The world runs on teams. Jobs that could have been solitary at one time or another happen more efficiently and at higher quality because we work in teams. The number of teams we form, and the size of those teams has increased exponentially since our ancestors formed teams to chase down prey.
And so has the importance of building teams that perform well together.
You’ve probably felt what it’s like to be on a high-performing team. You feel energized. Your brain is on fire with great ideas, and conversations with the team spur on even more. You finish work each day with more energy than when you started. And you’ve probably felt what it’s like to be on a low-performing team with a broken culture. You end each day drained. You feel let down after every meeting and wonder it it’s worth it to continue.
We know we need to build the best team we can, but many of us still wonder how we can do it. In this article, we’ll examine 5 habits of high-performing teams and offer some guidance for how to adopt these habits on your own team.
Clear, Quick Communication
The first habit of high-performing teams is clear, quick communication. It seems counterintuitive, but effective teams may not always be in constant communication. According to research by Anita Williams Wooley and Christoph Reidl, high-performing teams often have long periods of time for individual work, punctuated by short bursts of communication. These teams have learned how to quickly come together, share the necessary information, and then disperse to complete their tasks.
One way to implement this approach is to adopt the “scrum” format from the Agile software development method, where team members give status updates in a quick daily meeting before getting back to work. By having regular bursts of status updates, team members can stay informed about each other’s progress, challenges, and how they can help. This can achieve the same benefits as a long weekly meeting while leaving more time for actual work to get done.
The second habit of high-performing teams is conversational turn-taking. In a different study also led by Wooley, high-performing teams were more likely to take turns and ensure everyone was a part of the conversation. Equal participation allows all team members to share their thoughts and ideas, fostering a collaborative and respectful atmosphere. Leaders can facilitate this by establishing meeting ground rules, such as allowing everyone to speak and limiting interruptions. They can also seek input from quieter, more introverted team members to tap into their valuable perspectives.
Leaders should model conversational turn-taking by actively listening and acknowledging all team member contributions. This sets the tone for inclusive and productive conversations. By encouraging conversational turn-taking, teams can leverage the diverse skills and perspectives of all members, resulting in better decision-making and outcomes.
The third habit of high-performing teams is respectful debate. High-performing teams embrace diverse opinions and work together to find the best solutions through respectful debate. In fact, a lack of debate may indicate a lack of original thinking or that team members don’t feel comfortable expressing their ideas. According to research by Charlan Nemeth, teams that engage in respectful debate generate 25 percent more ideas and better-quality ideas.
When solving problems, it’s important to acknowledge that debate is necessary to think outside the box. Conflicting ideas should be framed as a challenge to overcome or as a catalyst for better solutions.

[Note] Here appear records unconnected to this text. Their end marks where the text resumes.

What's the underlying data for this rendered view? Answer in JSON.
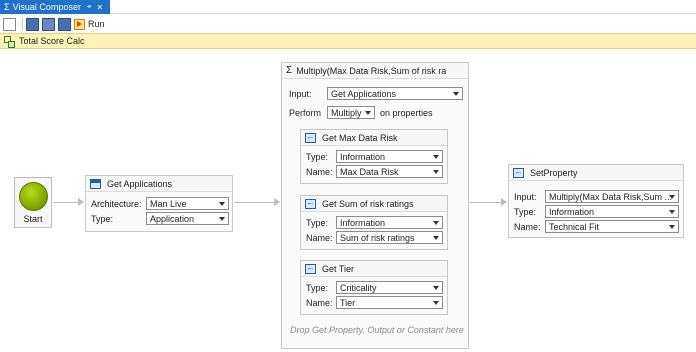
{
  "window": {
    "tab_title": "Visual Composer",
    "tab_pin_glyph": "⌖",
    "tab_close_glyph": "✕",
    "tab_icon": "sigma-icon"
  },
  "toolbar": {
    "run_label": "Run",
    "icons": [
      "new-document-icon",
      "save-icon",
      "save-as-icon",
      "save-all-icon",
      "run-icon"
    ]
  },
  "infobar": {
    "title": "Total Score Calc",
    "icon": "hierarchy-icon"
  },
  "start": {
    "label": "Start"
  },
  "get_applications": {
    "title": "Get Applications",
    "architecture_label": "Architecture:",
    "architecture_value": "Man Live",
    "type_label": "Type:",
    "type_value": "Application"
  },
  "multiply": {
    "title": "Multiply(Max Data Risk,Sum of risk ra",
    "input_label": "Input:",
    "input_value": "Get Applications",
    "perform_label": "Perform",
    "perform_value": "Multiply",
    "perform_suffix": "on properties",
    "drop_hint": "Drop Get Property, Output or Constant here",
    "properties": [
      {
        "title": "Get Max Data Risk",
        "type_label": "Type:",
        "type_value": "Information",
        "name_label": "Name:",
        "name_value": "Max Data Risk"
      },
      {
        "title": "Get Sum of risk ratings",
        "type_label": "Type:",
        "type_value": "Information",
        "name_label": "Name:",
        "name_value": "Sum of risk ratings"
      },
      {
        "title": "Get Tier",
        "type_label": "Type:",
        "type_value": "Criticality",
        "name_label": "Name:",
        "name_value": "Tier"
      }
    ]
  },
  "set_property": {
    "title": "SetProperty",
    "input_label": "Input:",
    "input_value": "Multiply(Max Data Risk,Sum ...",
    "type_label": "Type:",
    "type_value": "Information",
    "name_label": "Name:",
    "name_value": "Technical Fit"
  },
  "colors": {
    "tab_accent": "#1e72c8",
    "infobar_bg": "#fff1b8",
    "start_green": "#86ad00"
  }
}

This approach ensures that the team can find the best possible solutions by leveraging the unique perspectives and expertise of all team members.
The fourth habit of high-performing teams is nonwork conversations. While work is important, spending time together doing activities that are not work-related, such as sharing a meal or grabbing a coffee, can be effective in creating bonding opportunities among team members. During these non-work interactions, team members engage in broader conversations, self-disclose about other areas of their lives, and build “uncommon commonalities” that make them feel better connected to each other in the long-term.
These uncommon commonalities help create an atmosphere of trust, understanding, and mutual respect, which translates into improved performance, innovation, and job satisfaction. As team members see each other as individuals with interests and personalities beyond their roles at work, they are more likely to support each other, collaborate, and communicate better. Leaders can encourage and facilitate non-work interactions to create stronger bonds between team members.
The fifth habit of high-performing teams is consistent appreciation. Researcher Ron Friedman and his team found that individuals on high-performing teams are 44 percent more likely to give compliments, praise their colleagues, and show appreciation for their work on any given day. This goes beyond a quick round of praise at a monthly meeting or compliments preceding or following constructive criticism. Instead, the praise comes from a genuine place of appreciating that one’s performance is dependent on others, and every individual success is a win for the entire team.
By recognizing the value and contributions of every team member, high-performing teams create a culture of appreciation and mutual respect. This promotes a sense of belonging, motivates team members, and fosters a positive work environment. Moreover, it acknowledges that success is not only an individual accomplishment but a collective effort. Therefore, every team member deserves recognition for their contribution, regardless of their role or position. The result is a more engaged, productive, and committed team.
Choosing where to get started building these five habits can be difficult. But unless a team is already engaged in consistent appreciation, that is probably the best place to start. Because none of the other habits are going to stick unless the team actually does respect and like each other. And if they do, they’ll build these other habits faster and become a team where everyone can do their best work ever.
About the author
David Burkus is an organizational psychologist, keynote speaker, and bestselling author of five books on leadership and teamwork.